(Collected data)
================
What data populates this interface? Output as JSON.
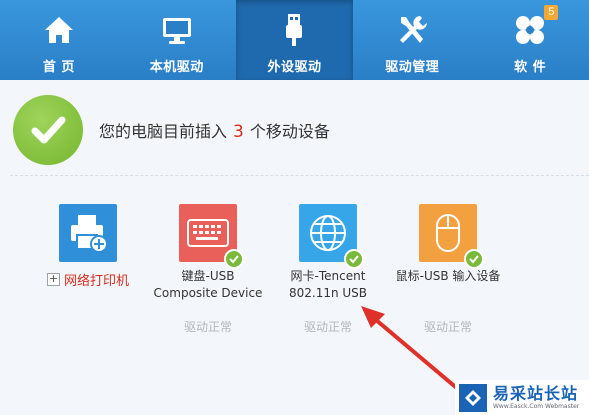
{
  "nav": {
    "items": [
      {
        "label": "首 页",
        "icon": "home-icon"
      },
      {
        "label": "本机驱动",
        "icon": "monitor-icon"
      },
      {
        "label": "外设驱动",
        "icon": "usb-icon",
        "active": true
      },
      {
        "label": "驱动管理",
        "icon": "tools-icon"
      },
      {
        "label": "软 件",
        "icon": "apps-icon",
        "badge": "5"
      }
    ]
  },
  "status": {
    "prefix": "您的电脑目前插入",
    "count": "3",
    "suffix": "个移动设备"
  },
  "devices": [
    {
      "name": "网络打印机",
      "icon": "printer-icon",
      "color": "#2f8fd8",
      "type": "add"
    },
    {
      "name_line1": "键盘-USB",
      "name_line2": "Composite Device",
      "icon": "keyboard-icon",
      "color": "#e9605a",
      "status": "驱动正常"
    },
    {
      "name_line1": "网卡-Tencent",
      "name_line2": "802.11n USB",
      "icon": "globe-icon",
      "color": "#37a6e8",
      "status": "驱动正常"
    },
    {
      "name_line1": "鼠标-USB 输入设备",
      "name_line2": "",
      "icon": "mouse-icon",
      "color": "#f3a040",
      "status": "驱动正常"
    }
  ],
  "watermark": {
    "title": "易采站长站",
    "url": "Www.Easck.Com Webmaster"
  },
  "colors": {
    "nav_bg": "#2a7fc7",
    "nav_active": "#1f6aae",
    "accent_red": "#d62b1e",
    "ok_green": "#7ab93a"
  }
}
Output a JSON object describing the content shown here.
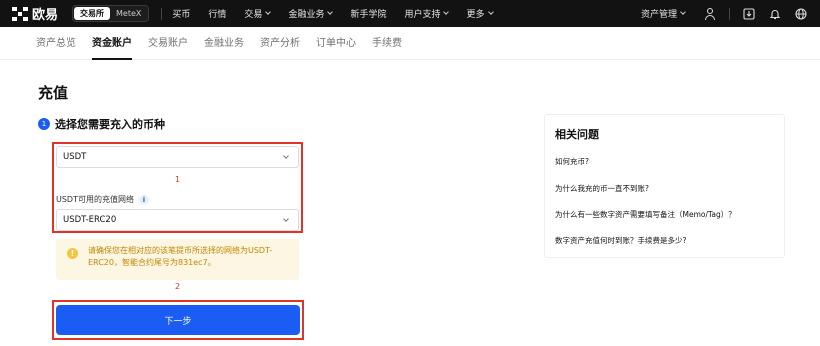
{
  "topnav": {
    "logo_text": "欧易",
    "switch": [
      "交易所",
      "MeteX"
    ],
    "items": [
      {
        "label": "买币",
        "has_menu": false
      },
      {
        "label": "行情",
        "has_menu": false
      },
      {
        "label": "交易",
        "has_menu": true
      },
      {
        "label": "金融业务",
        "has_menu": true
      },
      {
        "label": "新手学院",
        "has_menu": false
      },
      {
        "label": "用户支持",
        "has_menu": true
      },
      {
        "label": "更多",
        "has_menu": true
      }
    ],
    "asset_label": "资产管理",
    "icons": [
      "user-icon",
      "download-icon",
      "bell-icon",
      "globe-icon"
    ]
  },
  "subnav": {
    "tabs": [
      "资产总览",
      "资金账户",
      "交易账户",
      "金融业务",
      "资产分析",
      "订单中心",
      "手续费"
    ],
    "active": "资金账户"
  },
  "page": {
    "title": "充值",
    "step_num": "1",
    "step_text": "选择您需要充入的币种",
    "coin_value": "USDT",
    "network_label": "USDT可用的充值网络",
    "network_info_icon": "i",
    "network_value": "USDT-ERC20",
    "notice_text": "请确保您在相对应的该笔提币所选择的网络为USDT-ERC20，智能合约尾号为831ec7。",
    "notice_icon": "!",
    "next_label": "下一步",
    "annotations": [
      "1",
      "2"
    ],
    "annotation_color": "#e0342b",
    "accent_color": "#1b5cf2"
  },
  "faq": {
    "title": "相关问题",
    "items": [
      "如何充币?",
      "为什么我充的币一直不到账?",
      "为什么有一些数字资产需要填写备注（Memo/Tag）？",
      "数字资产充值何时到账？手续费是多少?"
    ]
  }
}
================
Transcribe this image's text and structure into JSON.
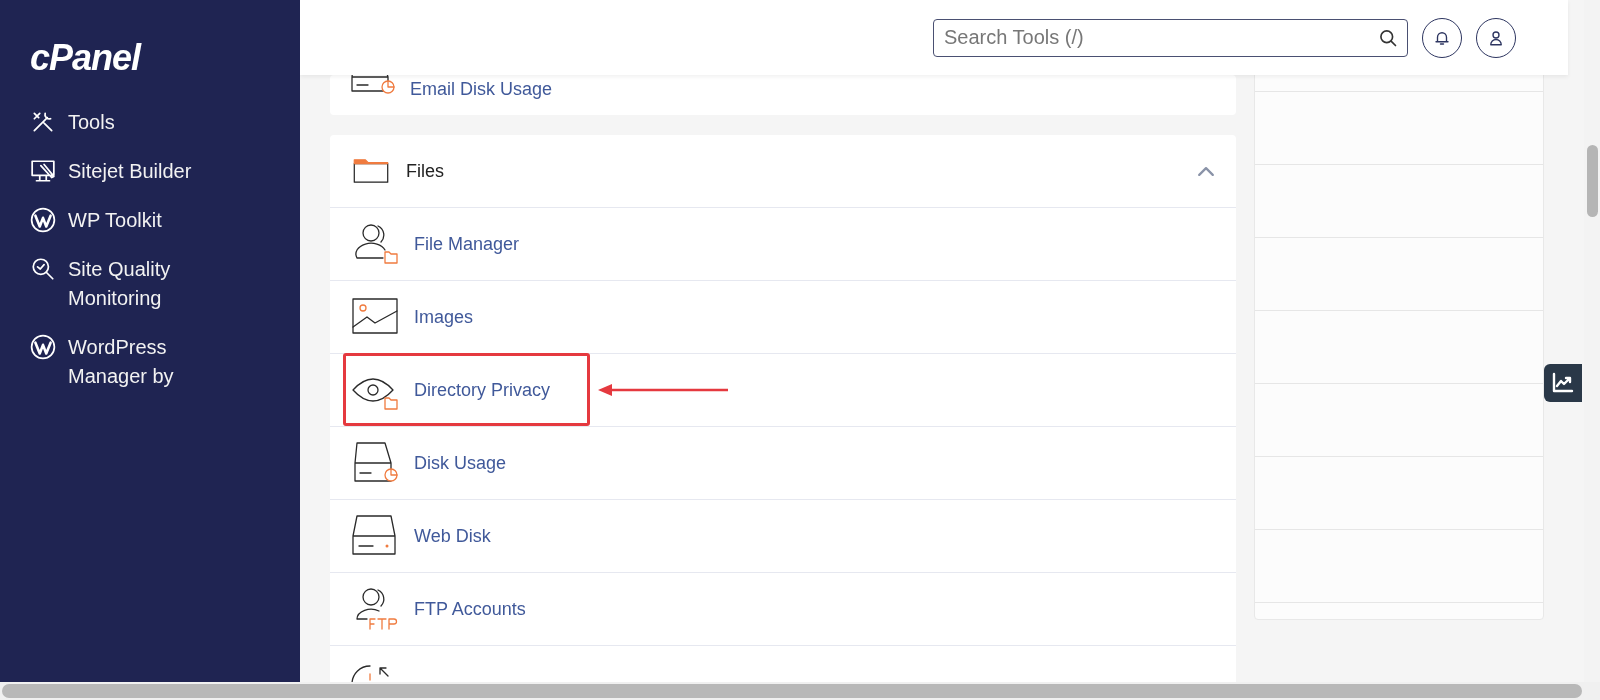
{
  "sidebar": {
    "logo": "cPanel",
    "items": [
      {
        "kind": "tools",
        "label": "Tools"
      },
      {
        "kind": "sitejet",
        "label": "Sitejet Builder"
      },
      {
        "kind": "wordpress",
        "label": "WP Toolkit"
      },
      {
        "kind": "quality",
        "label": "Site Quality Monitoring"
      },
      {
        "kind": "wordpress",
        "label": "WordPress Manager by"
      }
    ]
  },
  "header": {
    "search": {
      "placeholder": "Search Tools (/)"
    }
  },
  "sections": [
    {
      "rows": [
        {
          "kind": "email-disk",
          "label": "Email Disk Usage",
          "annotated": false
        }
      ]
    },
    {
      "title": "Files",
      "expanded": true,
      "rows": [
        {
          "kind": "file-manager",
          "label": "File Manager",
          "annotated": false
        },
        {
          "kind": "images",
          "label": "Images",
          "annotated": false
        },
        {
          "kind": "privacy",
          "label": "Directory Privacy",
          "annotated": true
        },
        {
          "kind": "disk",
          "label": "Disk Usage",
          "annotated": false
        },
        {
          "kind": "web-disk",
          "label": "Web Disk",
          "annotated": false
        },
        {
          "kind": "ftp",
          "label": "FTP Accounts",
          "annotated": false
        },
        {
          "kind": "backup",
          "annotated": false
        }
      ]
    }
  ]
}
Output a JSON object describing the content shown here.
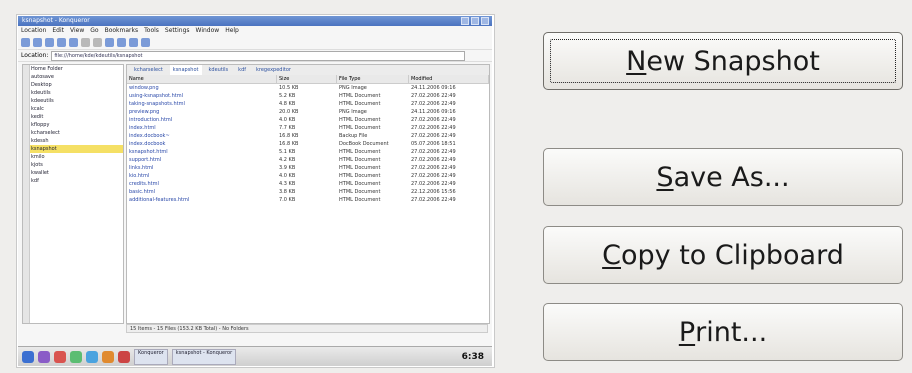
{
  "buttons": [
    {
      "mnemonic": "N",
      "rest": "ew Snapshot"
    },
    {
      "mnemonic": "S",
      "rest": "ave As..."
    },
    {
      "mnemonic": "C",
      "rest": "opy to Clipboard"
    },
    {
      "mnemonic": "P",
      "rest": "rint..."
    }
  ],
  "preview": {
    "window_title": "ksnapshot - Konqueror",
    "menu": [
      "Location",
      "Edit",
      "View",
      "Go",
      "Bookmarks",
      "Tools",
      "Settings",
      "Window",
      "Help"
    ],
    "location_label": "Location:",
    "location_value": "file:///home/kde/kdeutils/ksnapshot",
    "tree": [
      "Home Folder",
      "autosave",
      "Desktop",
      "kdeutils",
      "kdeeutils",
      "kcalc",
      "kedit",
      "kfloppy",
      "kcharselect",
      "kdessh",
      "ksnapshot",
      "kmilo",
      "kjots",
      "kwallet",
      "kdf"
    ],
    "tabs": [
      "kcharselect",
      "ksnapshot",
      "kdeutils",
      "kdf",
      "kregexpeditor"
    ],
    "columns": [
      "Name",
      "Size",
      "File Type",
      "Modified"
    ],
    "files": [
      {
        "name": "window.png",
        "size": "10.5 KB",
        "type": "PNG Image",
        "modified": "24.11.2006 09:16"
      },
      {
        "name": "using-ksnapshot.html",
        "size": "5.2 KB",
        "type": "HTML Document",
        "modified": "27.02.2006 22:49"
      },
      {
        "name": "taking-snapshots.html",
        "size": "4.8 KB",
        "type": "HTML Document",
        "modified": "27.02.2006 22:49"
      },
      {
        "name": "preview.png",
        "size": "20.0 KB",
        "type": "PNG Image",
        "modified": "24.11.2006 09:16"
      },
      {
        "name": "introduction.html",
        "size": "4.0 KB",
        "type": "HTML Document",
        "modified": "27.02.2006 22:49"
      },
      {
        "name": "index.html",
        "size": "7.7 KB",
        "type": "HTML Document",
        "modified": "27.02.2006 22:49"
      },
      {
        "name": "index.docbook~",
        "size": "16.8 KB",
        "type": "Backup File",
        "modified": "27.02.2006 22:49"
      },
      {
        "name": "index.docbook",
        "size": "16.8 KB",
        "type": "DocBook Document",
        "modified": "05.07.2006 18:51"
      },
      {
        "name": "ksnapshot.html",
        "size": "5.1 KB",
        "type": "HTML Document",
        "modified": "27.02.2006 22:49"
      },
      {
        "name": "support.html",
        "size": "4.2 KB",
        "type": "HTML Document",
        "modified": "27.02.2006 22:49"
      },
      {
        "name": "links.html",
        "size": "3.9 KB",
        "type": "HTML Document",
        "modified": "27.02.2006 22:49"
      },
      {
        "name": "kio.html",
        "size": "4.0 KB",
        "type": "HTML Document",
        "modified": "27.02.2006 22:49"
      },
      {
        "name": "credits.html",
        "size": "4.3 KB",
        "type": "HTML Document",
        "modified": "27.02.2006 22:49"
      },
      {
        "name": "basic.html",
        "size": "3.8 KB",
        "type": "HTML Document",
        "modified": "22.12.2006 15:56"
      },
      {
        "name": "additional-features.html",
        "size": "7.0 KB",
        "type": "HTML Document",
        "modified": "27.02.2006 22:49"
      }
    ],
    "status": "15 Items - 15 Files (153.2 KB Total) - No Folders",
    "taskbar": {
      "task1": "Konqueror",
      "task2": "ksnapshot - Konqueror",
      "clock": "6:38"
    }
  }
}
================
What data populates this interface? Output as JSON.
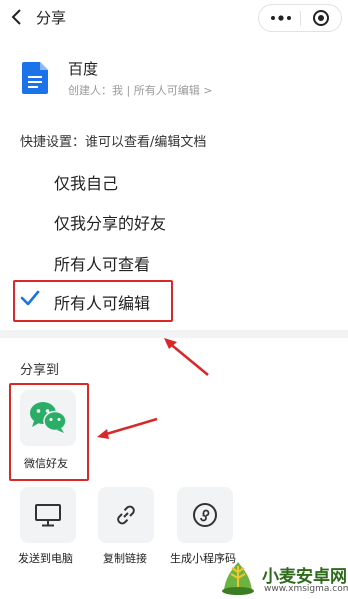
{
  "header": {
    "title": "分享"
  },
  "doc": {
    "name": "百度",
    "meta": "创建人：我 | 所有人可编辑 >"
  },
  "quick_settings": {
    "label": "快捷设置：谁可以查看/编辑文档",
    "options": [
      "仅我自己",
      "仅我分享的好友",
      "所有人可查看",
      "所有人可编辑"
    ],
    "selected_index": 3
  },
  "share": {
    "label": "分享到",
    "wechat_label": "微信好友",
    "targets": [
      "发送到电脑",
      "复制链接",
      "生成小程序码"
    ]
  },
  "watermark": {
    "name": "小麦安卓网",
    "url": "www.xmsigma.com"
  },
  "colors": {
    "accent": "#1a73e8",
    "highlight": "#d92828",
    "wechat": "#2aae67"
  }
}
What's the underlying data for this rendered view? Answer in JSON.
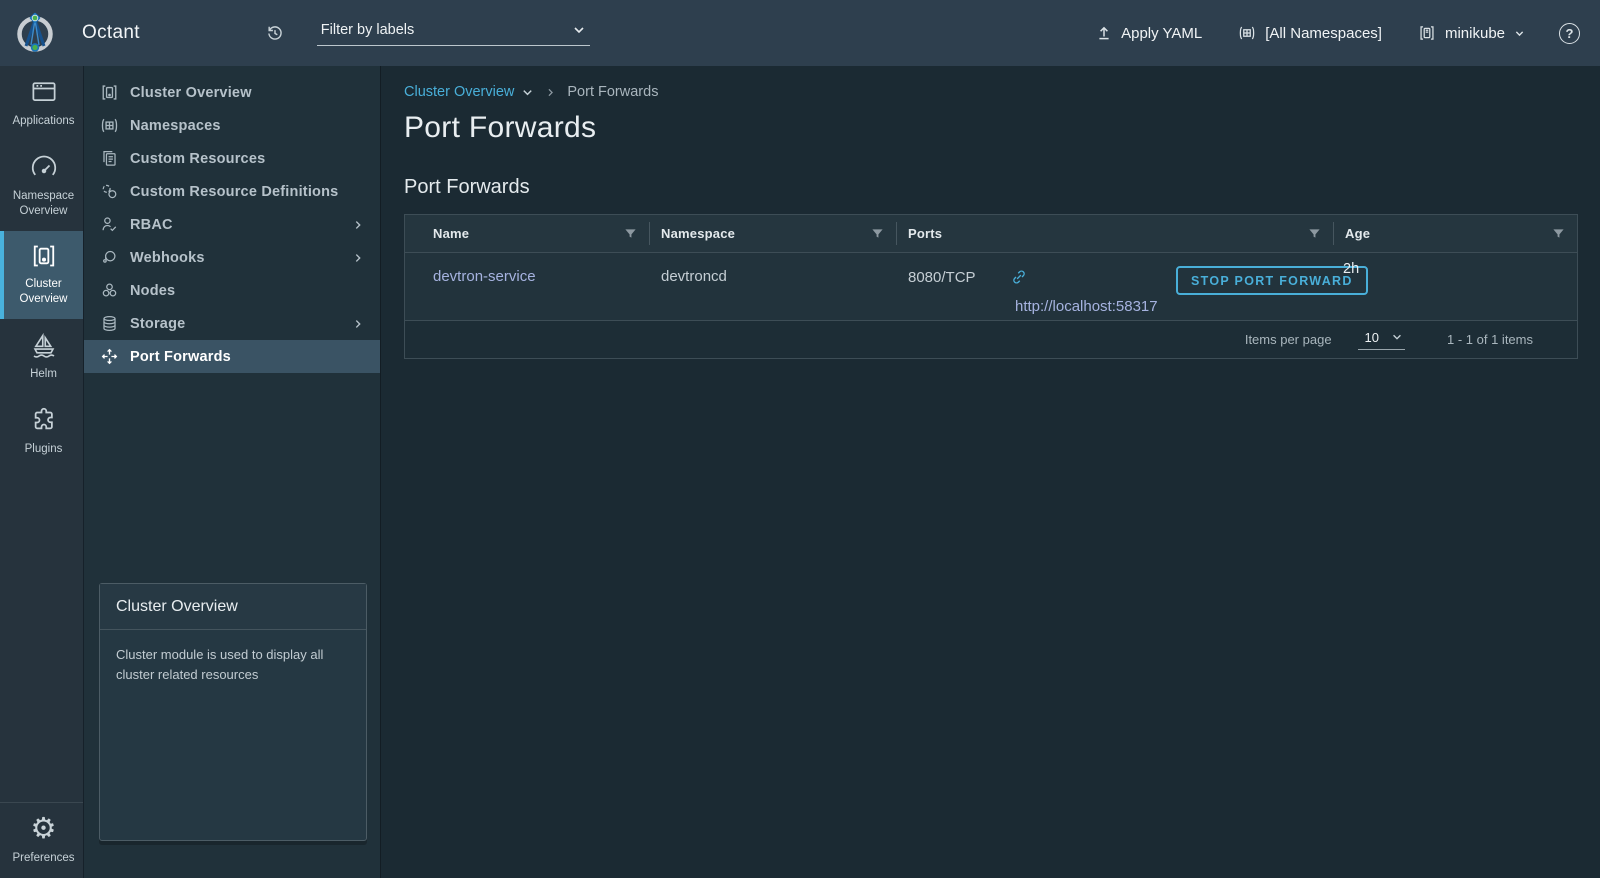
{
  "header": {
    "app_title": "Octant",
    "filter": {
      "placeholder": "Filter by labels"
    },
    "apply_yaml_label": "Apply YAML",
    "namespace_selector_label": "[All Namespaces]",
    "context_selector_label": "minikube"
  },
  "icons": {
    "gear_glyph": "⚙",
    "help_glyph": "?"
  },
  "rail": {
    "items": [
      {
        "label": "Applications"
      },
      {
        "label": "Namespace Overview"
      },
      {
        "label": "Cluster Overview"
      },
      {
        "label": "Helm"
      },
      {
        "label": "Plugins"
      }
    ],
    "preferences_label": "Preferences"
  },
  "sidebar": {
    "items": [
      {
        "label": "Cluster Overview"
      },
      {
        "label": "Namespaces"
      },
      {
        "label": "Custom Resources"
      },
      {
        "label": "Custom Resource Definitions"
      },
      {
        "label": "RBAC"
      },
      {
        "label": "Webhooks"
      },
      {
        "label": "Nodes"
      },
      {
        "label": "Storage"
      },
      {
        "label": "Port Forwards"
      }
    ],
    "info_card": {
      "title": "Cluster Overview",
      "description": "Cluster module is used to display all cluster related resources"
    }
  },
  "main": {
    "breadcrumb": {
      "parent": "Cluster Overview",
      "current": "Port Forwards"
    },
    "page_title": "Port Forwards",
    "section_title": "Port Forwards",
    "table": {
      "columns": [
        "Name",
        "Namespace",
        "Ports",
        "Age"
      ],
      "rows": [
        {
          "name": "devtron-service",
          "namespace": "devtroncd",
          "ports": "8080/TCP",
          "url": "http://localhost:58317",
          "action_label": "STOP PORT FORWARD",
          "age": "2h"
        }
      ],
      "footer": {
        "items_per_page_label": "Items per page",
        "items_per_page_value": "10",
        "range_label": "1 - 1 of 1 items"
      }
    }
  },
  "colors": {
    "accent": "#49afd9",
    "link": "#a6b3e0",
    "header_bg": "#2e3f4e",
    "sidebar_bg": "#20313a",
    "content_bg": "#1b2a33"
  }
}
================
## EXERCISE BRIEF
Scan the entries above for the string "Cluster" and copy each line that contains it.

## WRITTEN RESPONSE
        "label": "Cluster Overview"
        "label": "Cluster Overview"
      "title": "Cluster Overview",
      "description": "Cluster module is used to display all cluster related resources"
      "parent": "Cluster Overview",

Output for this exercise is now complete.